(3)    Day 0  - Migration: Current Azure Cosmos DB database goes in read-only mode.
(4)    Define and run an Azure Function that consumes the change feed stored inside Event Hub and push the changes to the new the instance of Azure Cosmos DB (be careful with parallel processing of events and data consistency - you need to take into account that you can run in parallel the functions for multiple partitions on a container). You can consume the feed starting from the time when the backup was done.
(5)    Once the Azure Function finishes the consumption of all the events, you have the database fully restored.

Conclusion
Taking into account the context (20GB or data and 3 hours time windows), the best options are no. 2 and 3 - Data migration tool OR Restore + Change Feed. From the cost point of view, I would recommend going with option no. 2 because it is the safest one. But I would run the migration tool from an Azure VM that it is in the same Azure Regions as the destination or source database instance.
Option no. 3 can introduce bugs inside the system because the function needs to be implemented. At the same time for bigger databases, option no. 3 is the best one, as long as we have a database where changes don’t occur to often.

Comments

Popular posts from this blog

ADO.NET provider with invariant name 'System.Data.SqlClient' could not be loaded

Today blog post will be started with the following error when running DB tests on the CI machine:
threw exception: System.InvalidOperationException: The Entity Framework provider type 'System.Data.Entity.SqlServer.SqlProviderServices, EntityFramework.SqlServer' registered in the application config file for the ADO.NET provider with invariant name 'System.Data.SqlClient' could not be loaded. Make sure that the assembly-qualified name is used and that the assembly is available to the running application. See http://go.microsoft.com/fwlink/?LinkId=260882 for more information. at System.Data.Entity.Infrastructure.DependencyResolution.ProviderServicesFactory.GetInstance(String providerTypeName, String providerInvariantName) This error happened only on the Continuous Integration machine. On the devs machines, everything has fine. The classic problem – on my machine it’s working. The CI has the following configuration:

TeamCity.NET 4.51EF 6.0.2VS2013
It seems that there …

GET call of REST API that contains '/'-slash character in the value of a parameter
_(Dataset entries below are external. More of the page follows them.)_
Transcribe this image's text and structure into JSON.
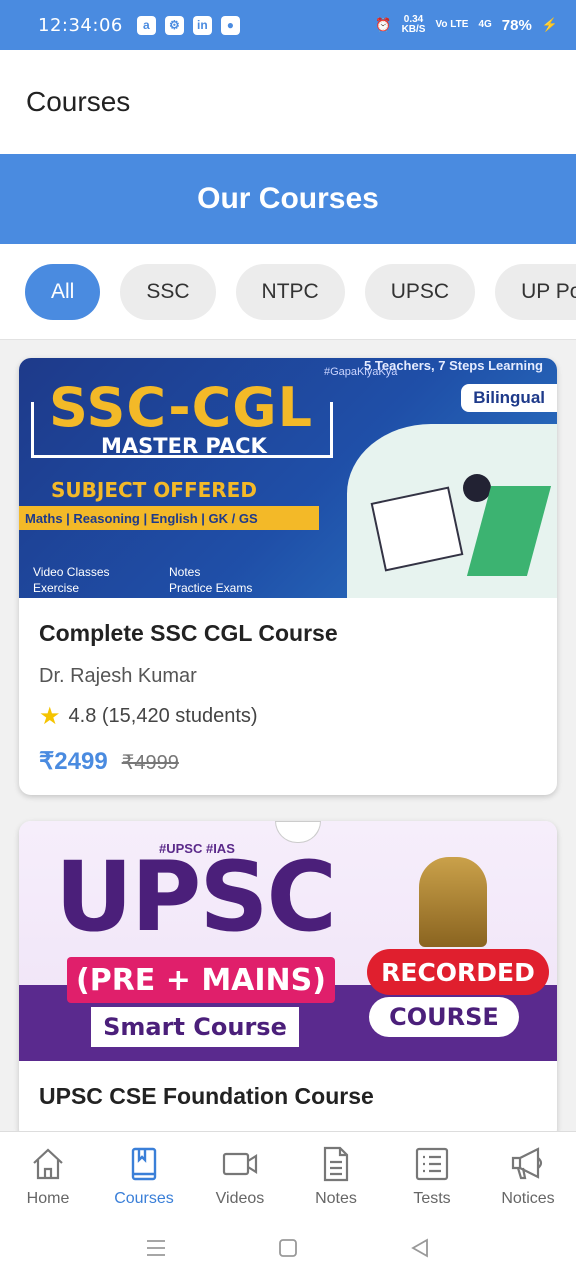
{
  "status_bar": {
    "time": "12:34:06",
    "notif_icons": [
      "a",
      "⚙",
      "in",
      "●"
    ],
    "net_speed_top": "0.34",
    "net_speed_bottom": "KB/S",
    "volte": "Vo LTE",
    "signal": "4G",
    "battery": "78%"
  },
  "app_bar": {
    "title": "Courses"
  },
  "banner": {
    "title": "Our Courses"
  },
  "filters": {
    "chips": [
      "All",
      "SSC",
      "NTPC",
      "UPSC",
      "UP Po"
    ],
    "active_index": 0
  },
  "courses": [
    {
      "title": "Complete SSC CGL Course",
      "instructor": "Dr. Rajesh Kumar",
      "rating_text": "4.8 (15,420 students)",
      "price": "₹2499",
      "original_price": "₹4999",
      "thumbnail": {
        "headline": "SSC-CGL",
        "subhead": "MASTER PACK",
        "label": "SUBJECT OFFERED",
        "subjects": "Maths | Reasoning | English | GK / GS",
        "features_left": [
          "Video Classes",
          "Exercise"
        ],
        "features_right": [
          "Notes",
          "Practice Exams"
        ],
        "badge": "Bilingual",
        "tagline": "5 Teachers, 7 Steps Learning",
        "hashtag": "#GapaKiyaKya"
      }
    },
    {
      "title": "UPSC CSE Foundation Course",
      "thumbnail": {
        "hashtag": "#UPSC #IAS",
        "headline": "UPSC",
        "ribbon": "(PRE + MAINS)",
        "subhead": "Smart Course",
        "badge_top": "RECORDED",
        "badge_bottom": "COURSE"
      }
    }
  ],
  "bottom_nav": {
    "items": [
      {
        "label": "Home",
        "icon": "home-icon"
      },
      {
        "label": "Courses",
        "icon": "book-icon"
      },
      {
        "label": "Videos",
        "icon": "video-camera-icon"
      },
      {
        "label": "Notes",
        "icon": "document-icon"
      },
      {
        "label": "Tests",
        "icon": "checklist-icon"
      },
      {
        "label": "Notices",
        "icon": "megaphone-icon"
      }
    ],
    "active_index": 1
  },
  "colors": {
    "primary": "#4a8be0",
    "price": "#4a8be0",
    "star": "#f5c400"
  }
}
Let’s assume that we have the following scenario: I have a public HTTP endpoint and I need to post some content using GET command. One of the parameters contains special characters like “\” and “/”. If the endpoint is an ApiController than you may have problems if you encode the parameter using the http encoder.
using (var httpClient = new HttpClient()) { httpClient.BaseAddress = baseUrl; Task<HttpResponseMessage> response = httpClient.GetAsync(string.Format("api/foo/{0}", "qwert/qwerqwer"))); response.Wait(); response.Result.EnsureSuccessStatusCode(); } One possible solution would be to encode the query parameter using UrlTokenEncode method of HttpServerUtility class and GetBytes method ofUTF8. In this way you would get the array of bytes of the parameter and encode them as a url token.
The following code show to you how you could write the encode and decode methods.
publ…

Entity Framework (EF) TransactionScope vs Database.BeginTransaction

In today blog post we will talk a little about a new feature that is available on EF6+ related to Transactions.
Until now, when we had to use transaction we used ‘TransactionScope’. It works great and I would say that is something that is now in our blood.
using (var scope = new TransactionScope(TransactionScopeOption.Required)) { using (SqlConnection conn = new SqlConnection("...")) { conn.Open(); SqlCommand sqlCommand = new SqlCommand(); sqlCommand.Connection = conn; sqlCommand.CommandText = ... sqlCommand.ExecuteNonQuery(); ... } scope.Complete(); } Starting with EF6.0 we have a new way to work with transactions. The new approach is based on Database.BeginTransaction(), Database.Rollback(), Database.Commit(). Yes, no more TransactionScope.
In the followi…